Fewer things are as infuriating and frightening for a parent as facing accusations of not meeting the children's basic needs. If you get that dreaded knock on the door, how do you handle it? What if a social worker removes your children from the home? This is a valid concern for you and other Nebraska parents.
The purpose of Child Protective Services, explains the Nebraska Department of Health & Human Services, is to protect children in cases of abuse or neglect. Caring for your children does not necessarily protect you from being investigated by CPS if someone makes a report against you. If a CPS worker knocks on your door, it can be in your best interests to be civil and cooperative, but remember that the social worker is not your friend. It is his or her job to find evidence of abuse if it exists, and sadly, this means that you may be seen as guilty before you are deemed innocent.
If CPS comes to your door, stay calm and consider the following:
- You may inform the social worker you wish to speak with your attorney. The worker will likely reschedule the visit, which can give you time to prepare.
- Before letting the social worker into your home, you can ask to see a warrant.

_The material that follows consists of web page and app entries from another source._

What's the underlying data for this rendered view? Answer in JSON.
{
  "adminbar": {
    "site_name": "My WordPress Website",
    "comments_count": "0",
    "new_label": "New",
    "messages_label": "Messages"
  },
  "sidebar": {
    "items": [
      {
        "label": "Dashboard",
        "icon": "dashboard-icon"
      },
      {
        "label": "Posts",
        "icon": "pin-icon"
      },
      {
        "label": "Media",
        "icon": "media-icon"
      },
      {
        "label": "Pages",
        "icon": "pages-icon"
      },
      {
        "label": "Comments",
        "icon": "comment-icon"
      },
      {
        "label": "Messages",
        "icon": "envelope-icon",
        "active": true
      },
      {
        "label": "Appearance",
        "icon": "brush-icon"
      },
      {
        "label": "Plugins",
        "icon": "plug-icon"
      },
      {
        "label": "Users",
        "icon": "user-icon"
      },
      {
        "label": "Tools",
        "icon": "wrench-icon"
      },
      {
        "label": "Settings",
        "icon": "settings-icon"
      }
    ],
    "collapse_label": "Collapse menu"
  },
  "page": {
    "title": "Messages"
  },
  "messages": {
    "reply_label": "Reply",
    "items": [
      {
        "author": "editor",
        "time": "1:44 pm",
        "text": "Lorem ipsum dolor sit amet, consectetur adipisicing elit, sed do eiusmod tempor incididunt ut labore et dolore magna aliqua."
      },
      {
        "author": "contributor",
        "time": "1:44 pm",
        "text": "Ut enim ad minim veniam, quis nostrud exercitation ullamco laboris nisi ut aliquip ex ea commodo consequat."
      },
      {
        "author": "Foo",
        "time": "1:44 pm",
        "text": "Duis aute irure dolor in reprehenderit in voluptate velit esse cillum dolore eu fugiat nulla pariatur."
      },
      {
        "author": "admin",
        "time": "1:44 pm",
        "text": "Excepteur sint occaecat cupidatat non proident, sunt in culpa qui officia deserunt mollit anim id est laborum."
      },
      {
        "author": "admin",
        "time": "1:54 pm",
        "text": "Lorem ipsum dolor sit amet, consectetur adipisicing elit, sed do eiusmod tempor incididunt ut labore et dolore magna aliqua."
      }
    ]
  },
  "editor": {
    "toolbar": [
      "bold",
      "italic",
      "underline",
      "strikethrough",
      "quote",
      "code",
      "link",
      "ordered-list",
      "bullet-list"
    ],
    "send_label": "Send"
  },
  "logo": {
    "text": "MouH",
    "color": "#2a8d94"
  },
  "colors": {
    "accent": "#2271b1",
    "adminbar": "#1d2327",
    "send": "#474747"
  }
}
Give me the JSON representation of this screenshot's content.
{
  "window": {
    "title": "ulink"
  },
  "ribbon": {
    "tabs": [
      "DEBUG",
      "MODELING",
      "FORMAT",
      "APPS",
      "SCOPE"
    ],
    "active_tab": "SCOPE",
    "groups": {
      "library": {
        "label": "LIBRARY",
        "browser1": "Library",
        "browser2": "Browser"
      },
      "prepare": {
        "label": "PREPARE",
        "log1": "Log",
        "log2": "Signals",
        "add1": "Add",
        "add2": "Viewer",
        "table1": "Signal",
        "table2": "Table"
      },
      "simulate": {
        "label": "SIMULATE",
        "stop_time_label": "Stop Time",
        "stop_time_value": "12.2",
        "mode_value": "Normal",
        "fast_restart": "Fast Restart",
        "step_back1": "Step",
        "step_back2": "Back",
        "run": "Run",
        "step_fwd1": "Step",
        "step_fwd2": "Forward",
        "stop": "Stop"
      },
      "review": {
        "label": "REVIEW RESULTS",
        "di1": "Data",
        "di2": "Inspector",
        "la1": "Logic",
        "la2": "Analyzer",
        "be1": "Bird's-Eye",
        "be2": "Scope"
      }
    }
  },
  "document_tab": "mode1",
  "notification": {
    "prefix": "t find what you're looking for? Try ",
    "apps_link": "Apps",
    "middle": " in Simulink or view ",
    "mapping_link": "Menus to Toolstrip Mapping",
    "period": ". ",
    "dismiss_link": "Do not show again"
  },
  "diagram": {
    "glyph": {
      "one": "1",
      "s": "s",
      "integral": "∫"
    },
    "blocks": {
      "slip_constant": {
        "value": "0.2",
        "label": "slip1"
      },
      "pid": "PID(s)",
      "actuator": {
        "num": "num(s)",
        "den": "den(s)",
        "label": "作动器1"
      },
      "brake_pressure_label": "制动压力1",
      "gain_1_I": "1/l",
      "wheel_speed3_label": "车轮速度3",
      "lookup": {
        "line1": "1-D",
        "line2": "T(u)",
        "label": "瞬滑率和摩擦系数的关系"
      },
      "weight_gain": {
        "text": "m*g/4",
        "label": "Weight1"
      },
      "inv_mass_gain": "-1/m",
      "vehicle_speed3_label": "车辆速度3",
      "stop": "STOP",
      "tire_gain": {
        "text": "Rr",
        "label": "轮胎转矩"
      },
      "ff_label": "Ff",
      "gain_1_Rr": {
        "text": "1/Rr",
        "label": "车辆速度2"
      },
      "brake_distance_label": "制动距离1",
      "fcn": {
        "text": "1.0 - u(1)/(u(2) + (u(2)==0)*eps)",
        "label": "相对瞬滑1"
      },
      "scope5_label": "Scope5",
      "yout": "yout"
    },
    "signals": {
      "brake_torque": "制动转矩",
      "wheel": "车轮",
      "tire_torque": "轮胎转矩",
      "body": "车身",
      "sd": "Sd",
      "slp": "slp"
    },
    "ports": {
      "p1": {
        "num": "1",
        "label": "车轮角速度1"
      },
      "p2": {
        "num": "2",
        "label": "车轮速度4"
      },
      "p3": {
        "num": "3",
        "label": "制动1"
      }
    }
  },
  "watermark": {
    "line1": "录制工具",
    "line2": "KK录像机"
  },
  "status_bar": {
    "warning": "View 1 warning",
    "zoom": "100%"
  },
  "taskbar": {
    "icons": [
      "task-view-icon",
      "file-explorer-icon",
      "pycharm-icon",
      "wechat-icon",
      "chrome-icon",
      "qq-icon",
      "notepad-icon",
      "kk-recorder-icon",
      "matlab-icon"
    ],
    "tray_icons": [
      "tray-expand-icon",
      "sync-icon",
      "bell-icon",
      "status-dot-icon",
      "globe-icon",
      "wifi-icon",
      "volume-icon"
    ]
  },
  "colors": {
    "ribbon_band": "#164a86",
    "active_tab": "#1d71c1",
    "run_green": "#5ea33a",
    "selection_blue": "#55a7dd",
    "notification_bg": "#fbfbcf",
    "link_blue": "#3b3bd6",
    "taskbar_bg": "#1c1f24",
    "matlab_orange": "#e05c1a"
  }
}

The social worker may try to intimidate you, but you have the right to refuse admittance to your home without a court warrant.
- If you refuse to let the social worker inside, he or she may come back with law enforcement. You can ask again for a warrant, but you may still have to let the CPS worker come in.
- Ask the worker for contact information, including his or her full name and license number.
- Answer questions honestly, but stay to the point. Avoid appearing overly helpful or offering too much information.
If the social worker finds the allegations against you unfounded, he or she should close your case. If, instead, the worker removes your children from the home, do not panic. At this time, CPS and the family law courts should work with you to develop a plan to regain custody of your children.